Below are some records; return each one exactly as written.

Items listed in a dataset:
----------------
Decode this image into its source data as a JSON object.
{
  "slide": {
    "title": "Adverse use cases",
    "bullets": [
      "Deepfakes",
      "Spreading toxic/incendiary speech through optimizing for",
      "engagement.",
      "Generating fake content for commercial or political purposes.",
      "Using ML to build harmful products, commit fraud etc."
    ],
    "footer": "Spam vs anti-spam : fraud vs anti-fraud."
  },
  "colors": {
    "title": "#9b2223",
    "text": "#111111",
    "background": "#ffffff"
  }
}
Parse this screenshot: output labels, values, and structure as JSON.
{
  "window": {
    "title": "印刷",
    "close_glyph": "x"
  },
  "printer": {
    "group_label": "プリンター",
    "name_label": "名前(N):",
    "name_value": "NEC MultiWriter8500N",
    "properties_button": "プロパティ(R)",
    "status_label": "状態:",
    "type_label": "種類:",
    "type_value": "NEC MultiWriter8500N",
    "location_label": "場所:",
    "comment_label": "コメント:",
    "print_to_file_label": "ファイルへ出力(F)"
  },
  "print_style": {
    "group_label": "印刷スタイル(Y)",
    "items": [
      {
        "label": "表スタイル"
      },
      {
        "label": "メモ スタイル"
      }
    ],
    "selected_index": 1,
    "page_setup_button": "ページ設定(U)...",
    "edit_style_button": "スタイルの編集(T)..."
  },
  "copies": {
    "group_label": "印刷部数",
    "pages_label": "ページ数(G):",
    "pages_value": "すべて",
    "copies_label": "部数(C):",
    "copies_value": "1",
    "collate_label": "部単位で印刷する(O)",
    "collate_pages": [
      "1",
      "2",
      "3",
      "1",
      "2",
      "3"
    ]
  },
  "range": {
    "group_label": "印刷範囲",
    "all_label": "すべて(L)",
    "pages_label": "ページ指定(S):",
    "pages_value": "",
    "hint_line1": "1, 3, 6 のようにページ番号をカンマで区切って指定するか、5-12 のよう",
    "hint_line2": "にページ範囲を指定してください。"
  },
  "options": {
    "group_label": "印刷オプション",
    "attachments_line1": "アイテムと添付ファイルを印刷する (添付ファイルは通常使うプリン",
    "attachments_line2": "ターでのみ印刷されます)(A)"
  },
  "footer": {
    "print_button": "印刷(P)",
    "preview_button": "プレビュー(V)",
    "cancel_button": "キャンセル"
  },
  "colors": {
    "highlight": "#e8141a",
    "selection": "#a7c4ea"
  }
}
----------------
• [Exercise solution]
Decode this image into its source data as a JSON object.
{
  "slide": {
    "title": "Adverse use cases",
    "bullets": [
      "Deepfakes",
      "Spreading toxic/incendiary speech through optimizing for",
      "engagement.",
      "Generating fake content for commercial or political purposes.",
      "Using ML to build harmful products, commit fraud etc."
    ],
    "footer": "Spam vs anti-spam : fraud vs anti-fraud."
  },
  "colors": {
    "title": "#9b2223",
    "text": "#111111",
    "background": "#ffffff"
  }
}
Parse this screenshot: output labels, values, and structure as JSON.
{
  "window": {
    "title": "印刷",
    "close_glyph": "x"
  },
  "printer": {
    "group_label": "プリンター",
    "name_label": "名前(N):",
    "name_value": "NEC MultiWriter8500N",
    "properties_button": "プロパティ(R)",
    "status_label": "状態:",
    "type_label": "種類:",
    "type_value": "NEC MultiWriter8500N",
    "location_label": "場所:",
    "comment_label": "コメント:",
    "print_to_file_label": "ファイルへ出力(F)"
  },
  "print_style": {
    "group_label": "印刷スタイル(Y)",
    "items": [
      {
        "label": "表スタイル"
      },
      {
        "label": "メモ スタイル"
      }
    ],
    "selected_index": 1,
    "page_setup_button": "ページ設定(U)...",
    "edit_style_button": "スタイルの編集(T)..."
  },
  "copies": {
    "group_label": "印刷部数",
    "pages_label": "ページ数(G):",
    "pages_value": "すべて",
    "copies_label": "部数(C):",
    "copies_value": "1",
    "collate_label": "部単位で印刷する(O)",
    "collate_pages": [
      "1",
      "2",
      "3",
      "1",
      "2",
      "3"
    ]
  },
  "range": {
    "group_label": "印刷範囲",
    "all_label": "すべて(L)",
    "pages_label": "ページ指定(S):",
    "pages_value": "",
    "hint_line1": "1, 3, 6 のようにページ番号をカンマで区切って指定するか、5-12 のよう",
    "hint_line2": "にページ範囲を指定してください。"
  },
  "options": {
    "group_label": "印刷オプション",
    "attachments_line1": "アイテムと添付ファイルを印刷する (添付ファイルは通常使うプリン",
    "attachments_line2": "ターでのみ印刷されます)(A)"
  },
  "footer": {
    "print_button": "印刷(P)",
    "preview_button": "プレビュー(V)",
    "cancel_button": "キャンセル"
  },
  "colors": {
    "highlight": "#e8141a",
    "selection": "#a7c4ea"
  }
}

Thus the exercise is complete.